In my opinion, most of the benefits of most bodywork and movement therapies are due to changes in the body maps that occur with touching or movement. Pilates, yoga, and tai chi provide particularly interesting sensory feedback from movement that feeds the maps. Bodywork, massage, chiropractic, and acupuncture provide novel and interesting touch stimuli that has the same effect. I think one of the reasons I enjoy strength training is that for a day or two after a good session, the mild soreness of the workout provides me with a much clearer image of where my muscles are and what they are doing. It also makes me feel heeuuge, bro’.
So what is the best way to refine the body maps? Just as with sensory gating, refinements to the proprioceptive maps are more likely to occur with active movements that are mindful, novel, curious, exploratory, active, and purposeful. Babies develop their understanding of where their limbs are in space with exactly this type of movement. Moshe Feldenkrais developed the logic of his method with these ideas in mind, in order to develop what he called the self image.
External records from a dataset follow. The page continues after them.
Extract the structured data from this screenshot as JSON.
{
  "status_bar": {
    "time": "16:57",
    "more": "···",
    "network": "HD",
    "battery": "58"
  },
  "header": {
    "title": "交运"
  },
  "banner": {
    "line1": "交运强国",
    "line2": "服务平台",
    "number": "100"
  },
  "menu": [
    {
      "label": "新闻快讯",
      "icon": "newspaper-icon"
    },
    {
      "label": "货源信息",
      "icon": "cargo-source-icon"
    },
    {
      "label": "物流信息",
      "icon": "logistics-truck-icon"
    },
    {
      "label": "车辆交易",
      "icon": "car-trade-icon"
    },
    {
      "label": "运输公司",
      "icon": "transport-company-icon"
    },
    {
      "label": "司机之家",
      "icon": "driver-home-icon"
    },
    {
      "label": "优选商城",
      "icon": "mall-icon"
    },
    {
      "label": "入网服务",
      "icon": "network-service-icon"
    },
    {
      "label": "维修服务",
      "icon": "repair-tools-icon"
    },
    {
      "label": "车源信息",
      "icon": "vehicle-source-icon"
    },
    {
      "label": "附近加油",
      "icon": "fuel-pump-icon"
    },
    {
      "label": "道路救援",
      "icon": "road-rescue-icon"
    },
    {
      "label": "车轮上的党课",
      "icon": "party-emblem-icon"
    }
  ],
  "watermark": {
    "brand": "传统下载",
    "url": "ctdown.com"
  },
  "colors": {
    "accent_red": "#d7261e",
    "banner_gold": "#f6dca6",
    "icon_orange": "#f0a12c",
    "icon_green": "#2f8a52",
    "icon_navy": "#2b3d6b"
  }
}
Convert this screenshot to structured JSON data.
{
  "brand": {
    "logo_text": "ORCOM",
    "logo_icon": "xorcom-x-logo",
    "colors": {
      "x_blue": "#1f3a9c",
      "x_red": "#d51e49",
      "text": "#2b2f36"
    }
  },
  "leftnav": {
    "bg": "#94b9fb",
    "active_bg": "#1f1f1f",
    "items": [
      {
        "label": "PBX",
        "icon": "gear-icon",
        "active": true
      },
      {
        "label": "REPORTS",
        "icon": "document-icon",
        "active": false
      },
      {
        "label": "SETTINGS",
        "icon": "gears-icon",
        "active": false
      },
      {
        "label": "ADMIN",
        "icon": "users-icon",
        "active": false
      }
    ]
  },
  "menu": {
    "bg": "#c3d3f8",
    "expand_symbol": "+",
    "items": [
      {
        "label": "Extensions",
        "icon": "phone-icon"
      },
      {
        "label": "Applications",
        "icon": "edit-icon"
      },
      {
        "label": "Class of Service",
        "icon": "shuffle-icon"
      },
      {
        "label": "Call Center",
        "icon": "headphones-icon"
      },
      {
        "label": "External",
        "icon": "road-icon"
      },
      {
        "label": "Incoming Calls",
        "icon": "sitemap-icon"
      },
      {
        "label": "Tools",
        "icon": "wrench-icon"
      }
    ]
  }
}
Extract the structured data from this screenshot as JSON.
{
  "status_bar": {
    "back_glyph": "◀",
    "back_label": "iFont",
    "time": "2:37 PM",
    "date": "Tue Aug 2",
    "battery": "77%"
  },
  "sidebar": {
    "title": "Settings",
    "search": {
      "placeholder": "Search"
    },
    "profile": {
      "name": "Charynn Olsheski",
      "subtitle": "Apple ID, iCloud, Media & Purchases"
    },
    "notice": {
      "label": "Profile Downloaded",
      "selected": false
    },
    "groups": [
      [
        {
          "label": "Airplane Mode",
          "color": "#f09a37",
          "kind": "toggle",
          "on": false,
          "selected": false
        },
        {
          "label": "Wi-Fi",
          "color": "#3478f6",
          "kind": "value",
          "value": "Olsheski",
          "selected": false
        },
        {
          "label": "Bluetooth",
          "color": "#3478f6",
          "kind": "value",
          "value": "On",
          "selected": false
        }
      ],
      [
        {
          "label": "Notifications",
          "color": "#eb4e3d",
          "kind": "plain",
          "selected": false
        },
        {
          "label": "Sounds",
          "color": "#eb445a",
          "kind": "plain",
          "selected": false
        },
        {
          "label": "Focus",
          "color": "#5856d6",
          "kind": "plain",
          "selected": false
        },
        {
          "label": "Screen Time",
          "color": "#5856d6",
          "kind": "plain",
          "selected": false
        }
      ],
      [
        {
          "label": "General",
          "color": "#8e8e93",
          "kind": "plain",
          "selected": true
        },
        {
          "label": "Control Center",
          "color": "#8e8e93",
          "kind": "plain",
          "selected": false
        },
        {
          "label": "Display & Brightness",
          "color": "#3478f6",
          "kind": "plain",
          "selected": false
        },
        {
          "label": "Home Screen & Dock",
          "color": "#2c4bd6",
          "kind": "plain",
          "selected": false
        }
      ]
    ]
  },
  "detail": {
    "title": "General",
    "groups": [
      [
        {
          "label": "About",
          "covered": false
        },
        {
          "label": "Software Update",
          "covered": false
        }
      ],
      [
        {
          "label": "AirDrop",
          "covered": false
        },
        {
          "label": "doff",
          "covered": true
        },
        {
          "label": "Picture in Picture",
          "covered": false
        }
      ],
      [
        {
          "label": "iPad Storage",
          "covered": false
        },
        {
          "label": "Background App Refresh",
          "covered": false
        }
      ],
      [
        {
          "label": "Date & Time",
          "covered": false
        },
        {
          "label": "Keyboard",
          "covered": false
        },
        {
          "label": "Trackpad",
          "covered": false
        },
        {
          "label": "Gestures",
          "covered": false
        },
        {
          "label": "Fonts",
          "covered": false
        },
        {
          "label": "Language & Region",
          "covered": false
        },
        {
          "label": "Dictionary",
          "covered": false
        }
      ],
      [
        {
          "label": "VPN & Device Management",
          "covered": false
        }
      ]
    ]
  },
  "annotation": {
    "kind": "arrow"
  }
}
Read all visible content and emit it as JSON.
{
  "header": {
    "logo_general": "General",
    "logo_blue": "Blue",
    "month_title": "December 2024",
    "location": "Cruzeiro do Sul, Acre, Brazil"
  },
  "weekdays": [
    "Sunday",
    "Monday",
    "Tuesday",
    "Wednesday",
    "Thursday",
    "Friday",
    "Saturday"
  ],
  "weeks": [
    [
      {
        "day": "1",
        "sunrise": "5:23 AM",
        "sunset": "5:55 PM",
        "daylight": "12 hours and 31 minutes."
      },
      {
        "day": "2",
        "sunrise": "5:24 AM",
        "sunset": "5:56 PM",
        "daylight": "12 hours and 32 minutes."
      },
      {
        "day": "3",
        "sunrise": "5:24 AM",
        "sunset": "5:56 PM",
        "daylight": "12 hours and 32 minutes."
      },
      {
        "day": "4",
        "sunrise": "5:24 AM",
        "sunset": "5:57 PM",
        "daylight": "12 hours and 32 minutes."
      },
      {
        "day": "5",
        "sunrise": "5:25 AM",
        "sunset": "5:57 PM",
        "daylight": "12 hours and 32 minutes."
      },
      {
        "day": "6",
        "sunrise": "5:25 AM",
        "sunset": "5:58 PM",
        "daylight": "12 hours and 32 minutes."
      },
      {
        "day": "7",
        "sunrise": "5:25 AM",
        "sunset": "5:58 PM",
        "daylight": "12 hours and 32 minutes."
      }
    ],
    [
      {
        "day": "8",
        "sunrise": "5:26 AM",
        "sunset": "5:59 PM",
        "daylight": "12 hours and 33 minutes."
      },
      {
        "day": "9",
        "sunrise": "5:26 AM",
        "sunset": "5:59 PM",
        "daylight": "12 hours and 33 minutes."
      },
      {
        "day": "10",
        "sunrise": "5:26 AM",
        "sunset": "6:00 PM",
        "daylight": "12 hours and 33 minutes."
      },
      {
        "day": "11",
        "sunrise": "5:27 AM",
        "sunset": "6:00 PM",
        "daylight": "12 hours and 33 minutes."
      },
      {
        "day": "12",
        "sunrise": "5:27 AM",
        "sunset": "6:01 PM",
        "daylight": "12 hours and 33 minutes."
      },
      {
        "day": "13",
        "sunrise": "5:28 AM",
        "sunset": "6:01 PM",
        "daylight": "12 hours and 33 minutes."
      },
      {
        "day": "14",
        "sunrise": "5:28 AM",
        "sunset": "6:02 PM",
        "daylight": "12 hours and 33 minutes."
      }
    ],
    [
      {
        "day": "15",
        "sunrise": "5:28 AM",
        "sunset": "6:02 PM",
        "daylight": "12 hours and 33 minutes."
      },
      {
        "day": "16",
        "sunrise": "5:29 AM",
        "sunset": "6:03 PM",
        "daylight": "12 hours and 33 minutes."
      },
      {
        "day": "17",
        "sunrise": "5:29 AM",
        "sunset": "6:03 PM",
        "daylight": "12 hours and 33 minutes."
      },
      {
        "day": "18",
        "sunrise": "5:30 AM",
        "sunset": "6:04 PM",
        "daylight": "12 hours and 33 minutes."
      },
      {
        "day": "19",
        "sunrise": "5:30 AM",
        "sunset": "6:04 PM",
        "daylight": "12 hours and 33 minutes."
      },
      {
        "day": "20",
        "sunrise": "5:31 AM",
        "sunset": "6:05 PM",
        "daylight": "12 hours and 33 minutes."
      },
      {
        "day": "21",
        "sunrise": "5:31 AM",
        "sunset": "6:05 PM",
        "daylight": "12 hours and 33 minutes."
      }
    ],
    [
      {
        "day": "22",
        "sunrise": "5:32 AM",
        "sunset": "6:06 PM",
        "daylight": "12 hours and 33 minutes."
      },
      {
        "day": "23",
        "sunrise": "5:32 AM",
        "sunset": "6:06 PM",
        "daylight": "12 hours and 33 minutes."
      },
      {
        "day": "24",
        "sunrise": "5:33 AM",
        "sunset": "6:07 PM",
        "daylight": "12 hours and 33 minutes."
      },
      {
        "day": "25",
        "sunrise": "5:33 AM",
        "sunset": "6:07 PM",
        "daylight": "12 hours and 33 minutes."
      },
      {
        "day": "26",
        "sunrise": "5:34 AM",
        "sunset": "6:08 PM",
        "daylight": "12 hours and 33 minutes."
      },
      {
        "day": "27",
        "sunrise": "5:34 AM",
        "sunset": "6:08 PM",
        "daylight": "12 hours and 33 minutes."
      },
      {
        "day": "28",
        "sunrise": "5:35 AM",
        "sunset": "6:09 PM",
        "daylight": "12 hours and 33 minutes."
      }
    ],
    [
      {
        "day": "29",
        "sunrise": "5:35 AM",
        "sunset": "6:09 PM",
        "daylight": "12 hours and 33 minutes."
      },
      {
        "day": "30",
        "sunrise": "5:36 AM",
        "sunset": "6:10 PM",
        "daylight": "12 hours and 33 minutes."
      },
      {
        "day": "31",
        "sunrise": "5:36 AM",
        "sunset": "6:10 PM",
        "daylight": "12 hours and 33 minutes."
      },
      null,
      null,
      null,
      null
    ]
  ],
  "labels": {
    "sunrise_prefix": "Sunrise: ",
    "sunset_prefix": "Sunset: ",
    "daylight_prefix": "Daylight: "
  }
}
Develop Movement Skills
Pain is often is related to a certain movement or posture. For example, there is no pain until you bend your knee a certain way, or twist your spine in a certain way, or sit in a chair in a certain way. For whatever reason, the CNS obviously thinks that the painful move or position is a bad idea, and it is sending you a pain signal to discourage you from making it again in the same way. One strategy to reduce the pain is to move in a subtly different way that does not threaten the CNS. In general, we can expect that the more you move with coordination, control and efficiency, the less threatened the CNS will feel about that movement. Therefore, improving your movement skill is a way to give the CNS some good news that will reduce perceived threat related to movement. This means that anything you can do to improve movement skills and physical capability will likely help with pain related to movement. So, another reason that pilates, yoga, tai chi, martial arts, dance, or weight training can reduce pain is due to improvement in movement skill that lowers threats related to movement.
Usually people will explain the therapeutic aspects of improved movement in purely physical or mesodermal terms – more efficient movement simply causes less wear and tear on the body which reduces pain. I think that is a valid argument but there is probably also a purely ectodermal or “virtual” benefit to improved coordination as well – it calms a threatened nervous system about the dangers of moving, even when actual tissue health is relatively unaffected.
I think the above three methods for reducing threat to the CNS – sensory gating, improving body maps and movement skills – account for a significant amount of the benefit seen in most bodywork or movement therapies. In the next post I will discuss some additional strategies that are also aimed directly at the ectoderm.